▶ WHAT TO DO: Of the entries that follow, how many lines hold the word "name"? Reply with the number only.
○ ○ ○ ○ ○
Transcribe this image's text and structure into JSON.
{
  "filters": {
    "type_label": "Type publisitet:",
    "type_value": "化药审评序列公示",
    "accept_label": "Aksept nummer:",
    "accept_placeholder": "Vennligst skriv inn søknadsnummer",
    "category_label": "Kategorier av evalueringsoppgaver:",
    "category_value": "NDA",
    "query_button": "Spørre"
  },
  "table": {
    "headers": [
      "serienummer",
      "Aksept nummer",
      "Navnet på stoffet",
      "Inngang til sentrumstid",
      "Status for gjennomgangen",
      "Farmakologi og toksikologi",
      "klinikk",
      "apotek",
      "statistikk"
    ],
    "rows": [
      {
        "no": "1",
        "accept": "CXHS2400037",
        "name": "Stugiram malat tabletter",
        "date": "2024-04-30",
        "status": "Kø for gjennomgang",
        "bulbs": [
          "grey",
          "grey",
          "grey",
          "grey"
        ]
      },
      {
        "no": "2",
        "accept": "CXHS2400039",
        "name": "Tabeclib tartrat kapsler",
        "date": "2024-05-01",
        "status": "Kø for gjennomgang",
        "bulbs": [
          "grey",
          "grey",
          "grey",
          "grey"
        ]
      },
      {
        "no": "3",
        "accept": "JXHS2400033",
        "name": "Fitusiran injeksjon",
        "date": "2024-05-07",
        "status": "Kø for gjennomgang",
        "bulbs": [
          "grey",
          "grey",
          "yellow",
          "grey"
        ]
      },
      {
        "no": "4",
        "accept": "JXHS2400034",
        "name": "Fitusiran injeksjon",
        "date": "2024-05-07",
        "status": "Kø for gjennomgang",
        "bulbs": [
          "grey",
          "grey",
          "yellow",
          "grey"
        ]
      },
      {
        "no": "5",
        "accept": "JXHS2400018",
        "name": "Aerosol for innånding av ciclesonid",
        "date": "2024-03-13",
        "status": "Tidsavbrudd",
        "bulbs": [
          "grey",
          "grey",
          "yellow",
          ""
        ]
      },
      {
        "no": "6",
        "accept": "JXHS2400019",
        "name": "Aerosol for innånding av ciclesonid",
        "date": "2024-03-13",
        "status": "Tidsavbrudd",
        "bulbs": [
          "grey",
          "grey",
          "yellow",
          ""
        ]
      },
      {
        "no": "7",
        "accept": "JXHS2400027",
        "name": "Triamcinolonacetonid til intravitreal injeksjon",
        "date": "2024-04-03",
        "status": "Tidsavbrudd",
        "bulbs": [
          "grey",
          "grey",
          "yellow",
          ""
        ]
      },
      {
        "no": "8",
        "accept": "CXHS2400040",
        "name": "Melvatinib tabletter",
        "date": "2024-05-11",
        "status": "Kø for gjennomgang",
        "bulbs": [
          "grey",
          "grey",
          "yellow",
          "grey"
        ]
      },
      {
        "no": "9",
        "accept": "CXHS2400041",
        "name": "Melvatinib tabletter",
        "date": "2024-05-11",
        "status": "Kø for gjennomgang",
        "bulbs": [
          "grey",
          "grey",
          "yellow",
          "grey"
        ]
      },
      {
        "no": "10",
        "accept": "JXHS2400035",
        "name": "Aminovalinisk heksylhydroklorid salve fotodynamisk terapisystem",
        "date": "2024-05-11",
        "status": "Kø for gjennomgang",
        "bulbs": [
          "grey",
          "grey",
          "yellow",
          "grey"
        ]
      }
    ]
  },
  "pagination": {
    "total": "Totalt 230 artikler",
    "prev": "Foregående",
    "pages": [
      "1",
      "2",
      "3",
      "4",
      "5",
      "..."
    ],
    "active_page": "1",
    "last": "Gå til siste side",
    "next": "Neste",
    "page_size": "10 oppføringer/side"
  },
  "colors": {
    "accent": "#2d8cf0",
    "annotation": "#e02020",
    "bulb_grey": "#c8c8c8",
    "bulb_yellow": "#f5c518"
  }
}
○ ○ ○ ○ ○
▶ RESULT FOR THIS EXERCISE: 10